Two phospholipases (Pld), PldA and PldB secreted via H2- and H3-T6SS, respectively, were recently identified as trans-kingdom virulence effectors, triggering both killing of bacterial competitors and internalization into non-phagocytic cells. They are encoded within two distinct pld clusters that are not present in all Pa isolates.
Our study should (i) decipher the prevalence of the two pld clusters among Pa isolates, (ii) elucidate the role of those Pld during in vivo infection, (iii) confirm the Pld contribution in the T6SS mediated entry, (iv) dissect the PI3K/Akt signalling pathway activation mediated by Pld during Pa entry.
Overview of the action
The aim is to link the fundamental study of new virulence factors with their relevance into clinical isolates.

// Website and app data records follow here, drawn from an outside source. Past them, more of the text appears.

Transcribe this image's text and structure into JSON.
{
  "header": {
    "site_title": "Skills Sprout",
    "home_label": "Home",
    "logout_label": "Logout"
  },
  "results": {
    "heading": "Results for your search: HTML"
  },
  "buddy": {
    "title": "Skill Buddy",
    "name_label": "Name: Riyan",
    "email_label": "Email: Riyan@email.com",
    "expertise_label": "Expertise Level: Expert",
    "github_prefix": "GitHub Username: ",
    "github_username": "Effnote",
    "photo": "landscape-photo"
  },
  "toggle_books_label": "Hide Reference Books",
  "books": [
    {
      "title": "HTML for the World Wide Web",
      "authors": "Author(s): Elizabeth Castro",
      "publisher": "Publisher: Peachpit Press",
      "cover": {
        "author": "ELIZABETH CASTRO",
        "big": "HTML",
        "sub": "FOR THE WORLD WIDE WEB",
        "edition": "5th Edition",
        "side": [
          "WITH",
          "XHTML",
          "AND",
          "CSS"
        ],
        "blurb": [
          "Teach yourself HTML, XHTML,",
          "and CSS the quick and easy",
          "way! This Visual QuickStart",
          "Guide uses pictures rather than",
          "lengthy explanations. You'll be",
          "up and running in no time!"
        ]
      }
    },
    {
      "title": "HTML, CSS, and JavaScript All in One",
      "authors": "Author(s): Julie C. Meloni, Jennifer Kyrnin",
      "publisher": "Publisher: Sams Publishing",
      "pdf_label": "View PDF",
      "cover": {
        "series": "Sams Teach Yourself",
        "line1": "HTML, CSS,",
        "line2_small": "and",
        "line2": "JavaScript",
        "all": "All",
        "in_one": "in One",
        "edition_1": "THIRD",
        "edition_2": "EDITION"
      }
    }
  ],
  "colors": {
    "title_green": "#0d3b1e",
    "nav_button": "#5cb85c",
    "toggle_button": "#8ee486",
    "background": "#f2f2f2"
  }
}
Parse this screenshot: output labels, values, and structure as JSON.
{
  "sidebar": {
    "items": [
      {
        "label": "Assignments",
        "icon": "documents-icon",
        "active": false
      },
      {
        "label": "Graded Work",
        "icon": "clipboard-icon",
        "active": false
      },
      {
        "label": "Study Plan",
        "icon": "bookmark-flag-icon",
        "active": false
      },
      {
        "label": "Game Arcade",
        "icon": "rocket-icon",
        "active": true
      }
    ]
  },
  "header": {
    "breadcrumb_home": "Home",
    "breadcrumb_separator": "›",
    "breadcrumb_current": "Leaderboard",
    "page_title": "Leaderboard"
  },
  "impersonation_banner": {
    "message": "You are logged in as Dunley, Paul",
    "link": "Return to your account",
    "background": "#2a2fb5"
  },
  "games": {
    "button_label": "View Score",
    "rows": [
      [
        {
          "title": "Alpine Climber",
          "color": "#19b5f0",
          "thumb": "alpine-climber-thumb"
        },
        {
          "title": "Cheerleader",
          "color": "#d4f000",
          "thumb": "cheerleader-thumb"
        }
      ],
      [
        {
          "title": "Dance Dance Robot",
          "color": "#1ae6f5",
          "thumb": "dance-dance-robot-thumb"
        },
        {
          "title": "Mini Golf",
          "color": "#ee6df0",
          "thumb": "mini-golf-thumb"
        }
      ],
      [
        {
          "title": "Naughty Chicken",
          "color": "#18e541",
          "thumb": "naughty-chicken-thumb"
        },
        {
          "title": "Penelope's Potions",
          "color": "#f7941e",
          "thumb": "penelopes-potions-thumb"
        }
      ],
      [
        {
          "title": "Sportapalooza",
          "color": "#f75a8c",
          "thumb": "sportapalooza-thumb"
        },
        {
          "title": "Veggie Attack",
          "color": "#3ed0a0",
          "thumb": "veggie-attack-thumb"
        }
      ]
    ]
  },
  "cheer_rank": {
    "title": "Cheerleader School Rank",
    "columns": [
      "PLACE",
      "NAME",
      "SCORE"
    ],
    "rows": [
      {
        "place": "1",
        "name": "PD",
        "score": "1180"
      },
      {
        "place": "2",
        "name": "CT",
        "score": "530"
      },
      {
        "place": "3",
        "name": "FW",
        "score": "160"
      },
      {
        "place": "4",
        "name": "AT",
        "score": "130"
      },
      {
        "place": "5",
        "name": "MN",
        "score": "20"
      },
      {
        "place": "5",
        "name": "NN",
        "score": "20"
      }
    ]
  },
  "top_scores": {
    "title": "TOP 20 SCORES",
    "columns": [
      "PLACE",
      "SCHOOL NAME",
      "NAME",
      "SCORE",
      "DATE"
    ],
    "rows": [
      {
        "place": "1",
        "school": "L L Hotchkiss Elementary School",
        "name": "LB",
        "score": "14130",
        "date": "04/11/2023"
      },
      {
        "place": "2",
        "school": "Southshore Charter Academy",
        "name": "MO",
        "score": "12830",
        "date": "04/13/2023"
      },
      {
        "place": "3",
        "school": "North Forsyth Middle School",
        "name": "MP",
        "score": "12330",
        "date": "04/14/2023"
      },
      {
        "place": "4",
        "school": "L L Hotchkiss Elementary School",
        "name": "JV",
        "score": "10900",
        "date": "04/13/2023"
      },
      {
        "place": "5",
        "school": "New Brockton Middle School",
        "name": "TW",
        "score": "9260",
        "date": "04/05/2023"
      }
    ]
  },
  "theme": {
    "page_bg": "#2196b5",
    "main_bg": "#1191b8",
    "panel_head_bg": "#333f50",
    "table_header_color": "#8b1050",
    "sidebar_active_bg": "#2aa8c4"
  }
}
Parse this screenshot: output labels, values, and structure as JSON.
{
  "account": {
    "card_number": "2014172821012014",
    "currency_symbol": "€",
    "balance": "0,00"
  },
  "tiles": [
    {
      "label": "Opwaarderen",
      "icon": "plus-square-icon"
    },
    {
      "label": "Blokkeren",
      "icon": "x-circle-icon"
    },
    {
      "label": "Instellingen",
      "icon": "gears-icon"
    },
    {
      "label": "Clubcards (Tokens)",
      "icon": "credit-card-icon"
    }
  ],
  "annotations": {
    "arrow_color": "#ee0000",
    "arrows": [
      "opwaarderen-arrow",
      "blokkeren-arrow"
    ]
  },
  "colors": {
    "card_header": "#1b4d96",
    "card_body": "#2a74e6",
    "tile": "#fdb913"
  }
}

Pa strains isolated from infection or environment will be screened for the expression of pld clusters. The role of PldA and PldB as virulence factor will be assessed using a murine model of respiratory tract infection. In vitro invasion assays will be performed to validate the role of PldA in the H2-T6SS-dependent entry in non-phagocytic cells. Upstream and downstream signalling events of Akt phosphorylation induced by PldA and PldB upon infection will be dissected by performing cell infections with mutants and specific inhibitors.
Originality and innovative aspects of the project
Bacteria-host interaction mechanisms are instrumental in the development of infectious diseases. Basic (host laboratory) and clinical (the applicant) research will join to characterize a newly discovered virulence strategy of Pa.
Contribution de l'UE: EUR 195 454,80
SOUTH KENSINGTON CAMPUS EXHIBITION ROAD
SW7 2AZ LONDON